Problem statement: Retype the records exactly.

Input data:

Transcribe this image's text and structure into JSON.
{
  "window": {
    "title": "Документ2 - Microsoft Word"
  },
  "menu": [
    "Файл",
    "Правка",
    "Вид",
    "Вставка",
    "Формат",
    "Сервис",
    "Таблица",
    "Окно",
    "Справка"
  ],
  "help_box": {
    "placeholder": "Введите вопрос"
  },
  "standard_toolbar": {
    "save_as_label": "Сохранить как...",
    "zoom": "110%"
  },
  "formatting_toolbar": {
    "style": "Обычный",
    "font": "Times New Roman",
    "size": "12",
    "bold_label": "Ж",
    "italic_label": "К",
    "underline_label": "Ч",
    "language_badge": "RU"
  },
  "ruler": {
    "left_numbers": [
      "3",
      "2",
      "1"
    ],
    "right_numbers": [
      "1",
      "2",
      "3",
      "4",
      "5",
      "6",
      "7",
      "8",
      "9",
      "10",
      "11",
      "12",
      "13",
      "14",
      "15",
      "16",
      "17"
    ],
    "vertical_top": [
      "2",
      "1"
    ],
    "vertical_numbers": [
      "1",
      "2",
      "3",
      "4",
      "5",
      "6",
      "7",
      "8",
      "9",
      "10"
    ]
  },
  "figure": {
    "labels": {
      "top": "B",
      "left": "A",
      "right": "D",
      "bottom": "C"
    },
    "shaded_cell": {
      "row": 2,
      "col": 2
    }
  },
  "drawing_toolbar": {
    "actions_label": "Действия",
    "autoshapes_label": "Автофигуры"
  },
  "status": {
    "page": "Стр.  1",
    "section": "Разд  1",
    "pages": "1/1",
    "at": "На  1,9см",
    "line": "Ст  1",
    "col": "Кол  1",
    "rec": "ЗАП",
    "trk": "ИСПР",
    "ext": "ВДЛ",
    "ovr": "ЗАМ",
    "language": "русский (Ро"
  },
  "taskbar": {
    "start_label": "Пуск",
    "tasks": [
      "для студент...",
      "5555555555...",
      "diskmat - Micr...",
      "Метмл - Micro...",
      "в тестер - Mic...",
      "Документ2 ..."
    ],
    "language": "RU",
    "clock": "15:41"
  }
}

Answer box:
Transcribe this image's text and structure into JSON.
{
  "window": {
    "title": "Документ2 - Microsoft Word"
  },
  "menu": [
    "Файл",
    "Правка",
    "Вид",
    "Вставка",
    "Формат",
    "Сервис",
    "Таблица",
    "Окно",
    "Справка"
  ],
  "help_box": {
    "placeholder": "Введите вопрос"
  },
  "standard_toolbar": {
    "save_as_label": "Сохранить как...",
    "zoom": "110%"
  },
  "formatting_toolbar": {
    "style": "Обычный",
    "font": "Times New Roman",
    "size": "12",
    "bold_label": "Ж",
    "italic_label": "К",
    "underline_label": "Ч",
    "language_badge": "RU"
  },
  "ruler": {
    "left_numbers": [
      "3",
      "2",
      "1"
    ],
    "right_numbers": [
      "1",
      "2",
      "3",
      "4",
      "5",
      "6",
      "7",
      "8",
      "9",
      "10",
      "11",
      "12",
      "13",
      "14",
      "15",
      "16",
      "17"
    ],
    "vertical_top": [
      "2",
      "1"
    ],
    "vertical_numbers": [
      "1",
      "2",
      "3",
      "4",
      "5",
      "6",
      "7",
      "8",
      "9",
      "10"
    ]
  },
  "figure": {
    "labels": {
      "top": "B",
      "left": "A",
      "right": "D",
      "bottom": "C"
    },
    "shaded_cell": {
      "row": 2,
      "col": 2
    }
  },
  "drawing_toolbar": {
    "actions_label": "Действия",
    "autoshapes_label": "Автофигуры"
  },
  "status": {
    "page": "Стр.  1",
    "section": "Разд  1",
    "pages": "1/1",
    "at": "На  1,9см",
    "line": "Ст  1",
    "col": "Кол  1",
    "rec": "ЗАП",
    "trk": "ИСПР",
    "ext": "ВДЛ",
    "ovr": "ЗАМ",
    "language": "русский (Ро"
  },
  "taskbar": {
    "start_label": "Пуск",
    "tasks": [
      "для студент...",
      "5555555555...",
      "diskmat - Micr...",
      "Метмл - Micro...",
      "в тестер - Mic...",
      "Документ2 ..."
    ],
    "language": "RU",
    "clock": "15:41"
  }
}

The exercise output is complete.